- Subscribe Today
- All Topics
- Training & Events
- Buyer's Guide
The first all-new 2007 Tundra full-size pickup rolled off the assembly line at Toyota Motor Manufacturing Texas Inc., or TMMTX, on Friday, November 17. The line-off of the new Tundra marked the official grand opening of the $1.28 billion
"The full-size pickup truck market is, by far, the single-largest opportunity for Toyota's future growth plans in the U.S.," said Don Esmond, senior vice president of automotive operations, Toyota Motor Sales U.S.A. Inc. "Thanks to this highly efficient plant, the on-site suppliers and all the team members, we plan to take full advantage of that opportunity. The new Tundra will arrive in showrooms in February. Our production and sales goals are ambitious, yet realistic, and reflect our confidence in the product."
If the class-leading new 2007 Toyota Tundra is the largest, most sophisticated and most powerful half-ton pickup truck ever built, it's only fitting that the factory where it is first assembled is the most advanced that
The TMMTX plant is located on the 2,000-acre site of the former Walsh-Small Ranch, said to be the oldest cattle ranch in
An important component offered by the
To accomplish this, the plant is near two major Interstates, 10 (east/west) and 35 (north/south), which connect it to the nation's interstate highway system. It is also immediately adjacent to a pair of competing rail lines. This gave
The second critical factor for choosing
With the necessary conditions of land, transportation and workforce addressed, and the city selected,
This was an enormous task, considering the 6.5 million cubic yards of dirt moved, the 250,000 yards of concrete poured (enough to pave a two-lane highway 53 miles long), the 15,000 tons of steel erected and the 10 acres of railway siding installed.
At a total cost of $1.28 billion, the result is 2.2 million square feet, or 46 acres, of main factory built to construct the 2007 Tundra from scratch, starting from coils of steel rolling into one end of the building and ending with gleaming, powerful trucks rolling out the other. The plant contains stamping, welding, paint, plastics and assembly facilities where TMMTX team members can build Tundras at a rate of up to about 750 per day.
On-site and fully integrated with the main plant are separate production and assembly facilities for 21 individual parts and component suppliers. That means that an additional 1.8 million square feet were constructed to house their operations and an additional 2,100 workers. There are many advantages to this arrangement, not the least of which is logistics costs. Traditionally, auto suppliers are located in the
Co-location also speeds communications. TMMTX and its on-site supplier partners can quickly react to and solve problems as they arise. It's also better for the environment, reducing over-the-road trucking and resulting emissions.
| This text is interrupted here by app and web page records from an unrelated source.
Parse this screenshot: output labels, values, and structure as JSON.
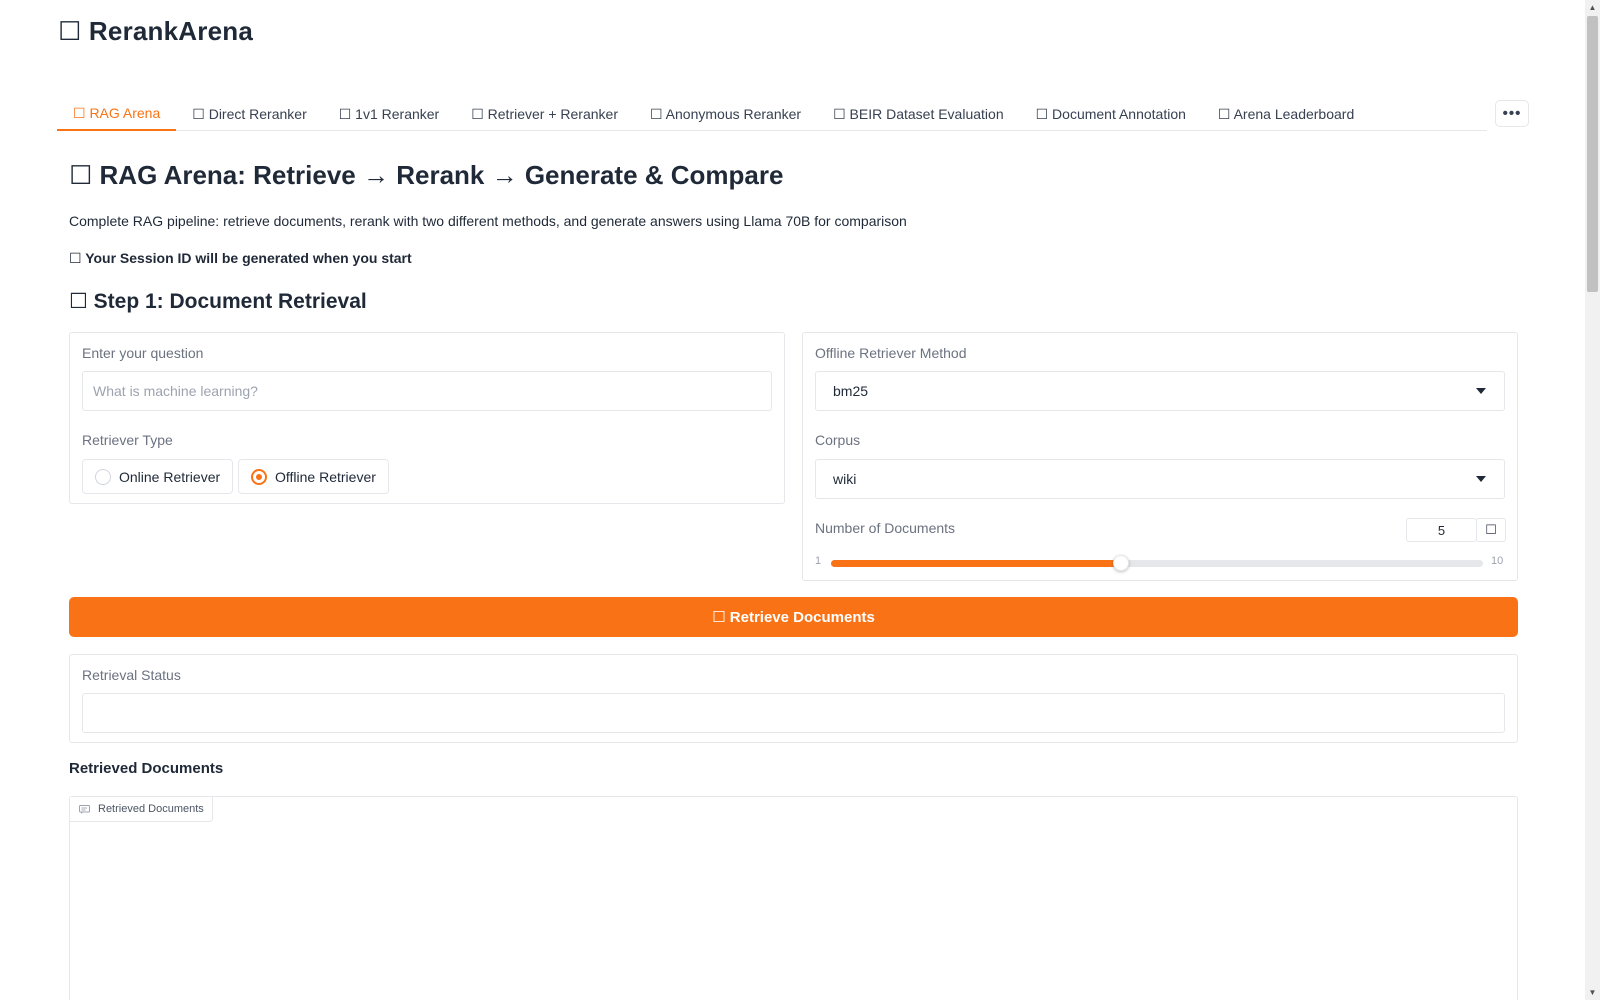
{
  "app": {
    "title": "☐ RerankArena"
  },
  "tabs": [
    {
      "label": "☐ RAG Arena",
      "active": true
    },
    {
      "label": "☐ Direct Reranker"
    },
    {
      "label": "☐ 1v1 Reranker"
    },
    {
      "label": "☐ Retriever + Reranker"
    },
    {
      "label": "☐ Anonymous Reranker"
    },
    {
      "label": "☐ BEIR Dataset Evaluation"
    },
    {
      "label": "☐ Document Annotation"
    },
    {
      "label": "☐ Arena Leaderboard"
    }
  ],
  "more_label": "•••",
  "main": {
    "heading": "☐ RAG Arena: Retrieve → Rerank → Generate & Compare",
    "description": "Complete RAG pipeline: retrieve documents, rerank with two different methods, and generate answers using Llama 70B for comparison",
    "session_note": "☐ Your Session ID will be generated when you start",
    "step1_heading": "☐ Step 1: Document Retrieval"
  },
  "question": {
    "label": "Enter your question",
    "value": "",
    "placeholder": "What is machine learning?"
  },
  "retriever_type": {
    "label": "Retriever Type",
    "options": [
      {
        "label": "Online Retriever",
        "selected": false
      },
      {
        "label": "Offline Retriever",
        "selected": true
      }
    ]
  },
  "offline_method": {
    "label": "Offline Retriever Method",
    "value": "bm25"
  },
  "corpus": {
    "label": "Corpus",
    "value": "wiki"
  },
  "num_docs": {
    "label": "Number of Documents",
    "value": "5",
    "min": "1",
    "max": "10",
    "reset_label": "☐"
  },
  "retrieve_button": "☐ Retrieve Documents",
  "retrieval_status": {
    "label": "Retrieval Status",
    "value": ""
  },
  "retrieved": {
    "heading": "Retrieved Documents",
    "tag_label": "Retrieved Documents"
  },
  "colors": {
    "accent": "#f97316",
    "border": "#e5e7eb",
    "text": "#1f2937",
    "muted": "#6b7280"
  }
}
Finally, the on-site suppliers invested an additional $300 million at the site, a further economic development boost for the community.
Seven of the 21 on-sight suppliers are minority-owned, including six new joint ventures between San Antonio-based businesses and traditional
Building Tundra is a highly choreographed process. First, Toyota Motor Sales (TMS) places orders. They create long-range forecasts so manufacturing can order parts, and production-controllers can tell plants what exactly to build. In a process called "sequential build," each bare chassis comes down the line and has a paper manifest attached, that shows what type of parts the truck needs, much like a recipe. This requires a sophisticated parts-delivery system to ensure that parts are getting to the line to match the vehicles. Having the seat company on site, for instance, means that the seat company will get a list of the exact vehicles to be built that day and in the order in which they'll be built. The finished seats are shipped to the plant and loaded onto the assembly line in the proper order. Team members verify that the seat is correct.
TMMTX operations will ramp up in steps. Beginning back in September, the plant began pilot versions of the truck. This phase was designed to make certain
• that all the production equipment works as it was designed to work
• that all manufacturing processes all work as they should
• all team members are properly trained
• and that all the parts fit together correctly on the truck.
The TMMTX factory floor features a blend of automation and manpower. In the welding and painting areas of the plant, robots do much of the work. Nearly 400 handle painting and welding, making those areas about 90-percent automated.
Even where manpower is primarily used, a variety of "assist devices" help assembly workers lift and move heavy, bulky items such as seats and doors. Using this creative combination of muscle and machine, it takes about 24 hours going from raw, coiled steel to finished, painted, rolling and running state-of-the-art pickup.
In keeping with its state-of-the-art technology and processes,
Water, in fact, is an important consideration in this area of
In addition to conserving resources and preventing emissions, the
For instance, scrap steel will return to the steel mill, scrap plastic will be shredded and returned to a pellet manufacturer. Even the amount of packaging of new parts – packaging that might ordinarily be thrown away – has been minimized. Substituting wooden pallets with plastic will also make a difference. Wood breaks up and wears out, then must be disposed of in a landfill, while plastic can be used over and over again for a much longer period of time.
"TMMTX is a not only a brand-new plant for a brand-new truck, it's